◆ **EXERCISE DESCRIPTION**:
Your output must hold every entry exactly as written and none of the pictures.

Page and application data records
- - -

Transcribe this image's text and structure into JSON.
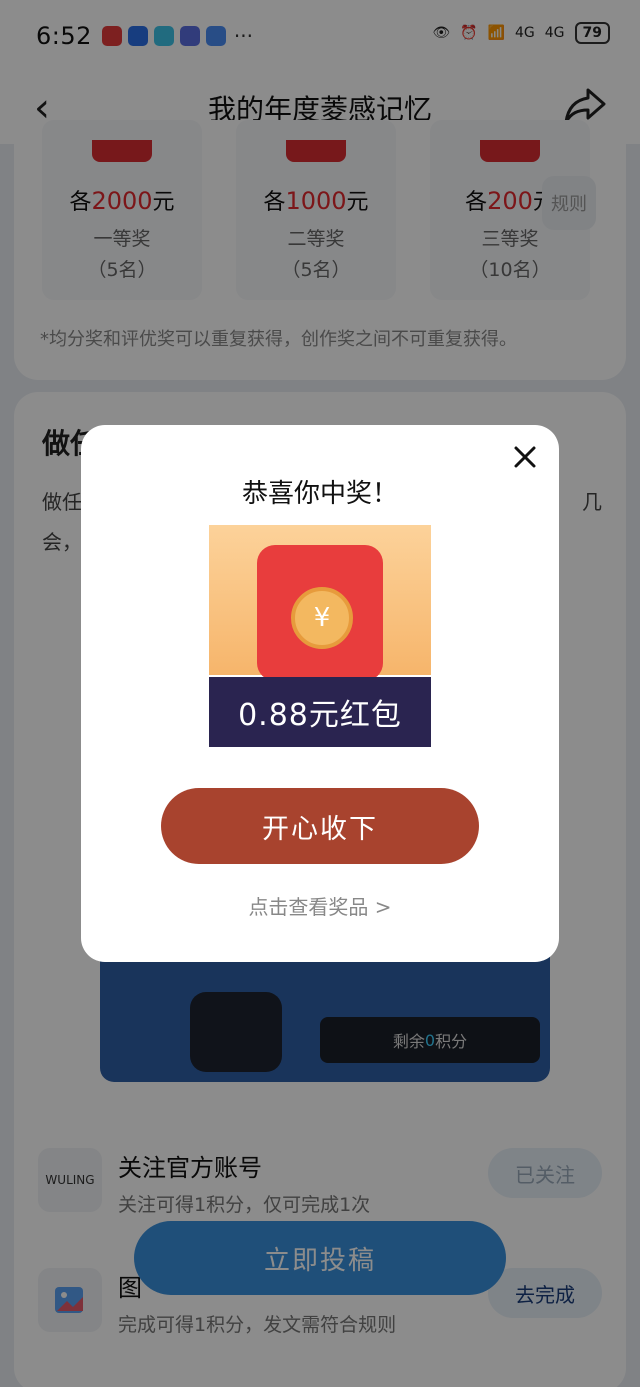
{
  "status_bar": {
    "time": "6:52",
    "battery": "79",
    "network1": "4G",
    "network2": "4G",
    "more": "···"
  },
  "nav": {
    "title": "我的年度菱感记忆"
  },
  "prizes": [
    {
      "prefix": "各",
      "amount": "2000",
      "unit": "元",
      "rank": "一等奖",
      "count": "（5名）"
    },
    {
      "prefix": "各",
      "amount": "1000",
      "unit": "元",
      "rank": "二等奖",
      "count": "（5名）"
    },
    {
      "prefix": "各",
      "amount": "200",
      "unit": "元",
      "rank": "三等奖",
      "count": "（10名）"
    }
  ],
  "rules_button": "规则",
  "note": "*均分奖和评优奖可以重复获得，创作奖之间不可重复获得。",
  "section": {
    "title_visible": "做任",
    "desc_line1_visible": "做任",
    "desc_line1_tail": "几",
    "desc_line2_visible": "会，"
  },
  "machine": {
    "remaining_prefix": "剩余",
    "remaining_value": "0",
    "remaining_suffix": "积分"
  },
  "tasks": [
    {
      "title": "关注官方账号",
      "desc": "关注可得1积分，仅可完成1次",
      "button": "已关注",
      "logo_text": "WULING"
    },
    {
      "title": "图",
      "desc": "完成可得1积分，发文需符合规则",
      "button": "去完成"
    }
  ],
  "submit_button": "立即投稿",
  "modal": {
    "title": "恭喜你中奖！",
    "reward_text": "0.88元红包",
    "coin_symbol": "¥",
    "accept_button": "开心收下",
    "view_link": "点击查看奖品 >"
  },
  "colors": {
    "accent_red": "#e2292f",
    "accept_button": "#a8432e",
    "submit_button": "#3a91dd"
  }
}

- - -

◆ **WRITTEN ANSWER**:
Transcribe this image's text and structure into JSON.
{
  "status_bar": {
    "time": "6:52",
    "battery": "79",
    "network1": "4G",
    "network2": "4G",
    "more": "···"
  },
  "nav": {
    "title": "我的年度菱感记忆"
  },
  "prizes": [
    {
      "prefix": "各",
      "amount": "2000",
      "unit": "元",
      "rank": "一等奖",
      "count": "（5名）"
    },
    {
      "prefix": "各",
      "amount": "1000",
      "unit": "元",
      "rank": "二等奖",
      "count": "（5名）"
    },
    {
      "prefix": "各",
      "amount": "200",
      "unit": "元",
      "rank": "三等奖",
      "count": "（10名）"
    }
  ],
  "rules_button": "规则",
  "note": "*均分奖和评优奖可以重复获得，创作奖之间不可重复获得。",
  "section": {
    "title_visible": "做任",
    "desc_line1_visible": "做任",
    "desc_line1_tail": "几",
    "desc_line2_visible": "会，"
  },
  "machine": {
    "remaining_prefix": "剩余",
    "remaining_value": "0",
    "remaining_suffix": "积分"
  },
  "tasks": [
    {
      "title": "关注官方账号",
      "desc": "关注可得1积分，仅可完成1次",
      "button": "已关注",
      "logo_text": "WULING"
    },
    {
      "title": "图",
      "desc": "完成可得1积分，发文需符合规则",
      "button": "去完成"
    }
  ],
  "submit_button": "立即投稿",
  "modal": {
    "title": "恭喜你中奖！",
    "reward_text": "0.88元红包",
    "coin_symbol": "¥",
    "accept_button": "开心收下",
    "view_link": "点击查看奖品 >"
  },
  "colors": {
    "accent_red": "#e2292f",
    "accept_button": "#a8432e",
    "submit_button": "#3a91dd"
  }
}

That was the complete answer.